We flew from Livingston back to Johannesburg for a night. Stayed once again at the D'Oreale Grande Hotel, had another great meal and picked up the extra bag containing snorkeling gear and beach attire that we had stored at the hotel. We also checked in with South African airlines about Dale's $75/day refund for the tardy arrival of his luggage. We were pleasantly surprised to be helped by a very friendly and efficient woman who added up Dale's receipts and handed over the full amount owed in cash! Try getting that kind of response from Air Canada!
The following day we flew from Johannesburg to Vilanculos on the coast of Mozambique. We were met by staff from Marlin Lodge and driven through the town to the beach. We had been a bit worried about this last part of our trip because this area of Mozambique was hit by a devastating cyclone in Feb 2007. Monique had assured us that the lodge we were going to had been rebuilt from scratch, had just reopened and was a beautiful spot to relax and do some snorkeling or diving. We could see the signs of the cyclone as we drove through the town. The people were slowly rebuilding but there were many temporary buildings and lots of topless palm trees. We waded out to a motor boat and the lodge staff loaded up our bags before setting out for a 30 minute ride to Benguerra Island.
This island is located in the Bazaruto Archipelago, a marine park in the Indian Ocean. We passed small islands and lots of fishermen in their traditional "dhow" boats before pulling up to the island. We could tell right away that this was going to be a special place. There were 14 individual "cabins" spread along the beach, each with a ramp leading from the private deck to the beach. We were met by the manager Kelly and led to the dining room/bar area of the lodge for a short briefing before being shown to our rooms. Wow! They were beautiful, large rooms with sitting area, huge bathroom, indoor and outdoor showers, private deck and as we learned later, were perfectly situated to watch the sun set and the moon rise. The rooms and the common areas were decorated with interesting art and local crafts and the staff at the lodge were very friendly and efficient. Our stay included all meals and we soon discovered that the lodge had hired an excellent chef named Patrick. This was definitely the best food we had on our trip, freshly caught fish offered for lunch and dinner everyday (plus another option for non-fish eaters).

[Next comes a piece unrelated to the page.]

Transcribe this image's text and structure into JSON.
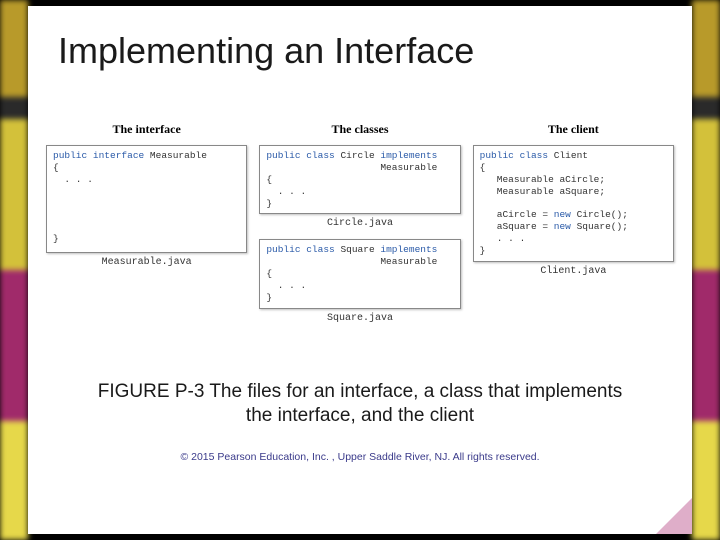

We spent the next 4 days relaxing, reading, running on the beach and even got in a couple of snorkeling trips and one dive. The weather was pleasant, not really hot but a nice change from the winter weather in Botswana. Unfortunately it was quite windy which made the visibility for diving not so good. We did try one dive and saw a few fish and a turtle but it was pretty murky. Dale had a lot of problems with his ears on the way down and even more problems on the way up. By the time we got back in the boat one of his ears was bleeding and we found out after getting home that the ear drum had ruptured. Luckily it wasn't a serious rupture and it didn't affect the rest of the trip. While the diving hadn't been so good, the snorkeling was amazing. There was a shallow, enclosed area of the reef called "The Aquarium" that was protected from the wind and the coral and fish were incredible! We'd brought along an underwater housing for our point and shoot camera and were able to get some good photos and videos.
Benguerra Island is 11km long and 5km wide and there are 2 other lodges on the island in addition to a village. The local people who live in the village are traditionally fishermen but many of them are now employed by the lodges. They are apparently very happy with this arrangement because they earn much more money working at a lodge than they would selling fish. One of the lodge staff took us on a tour of the village and we were able to meet some of the local people and learn about their way of life. The village was flattened by the cyclone in 2007 and is still being rebuilt. The people live in thatch roof houses with no electricity or running water (there is a central well). We gave pens, pads of paper, postcards and balloons to the children we met and were rewarded with big smiles. We asked permission to take photos of people and all of them were happy to pose for us. They were also very excited to see the photos of themselves on the camera LCD screen and we promised to mail prints to them.
Our stay at Marlin Lodge was the perfect way to end our perfect trip to Africa! The only downside to the entire trip was the 45 hours of boats, planes, airports and cars it took to get home.....
Thanks to Monique and to the staff and guides at all of the lodges we stayed at, we had a trip of a lifetime! And yes, it was worth every penny.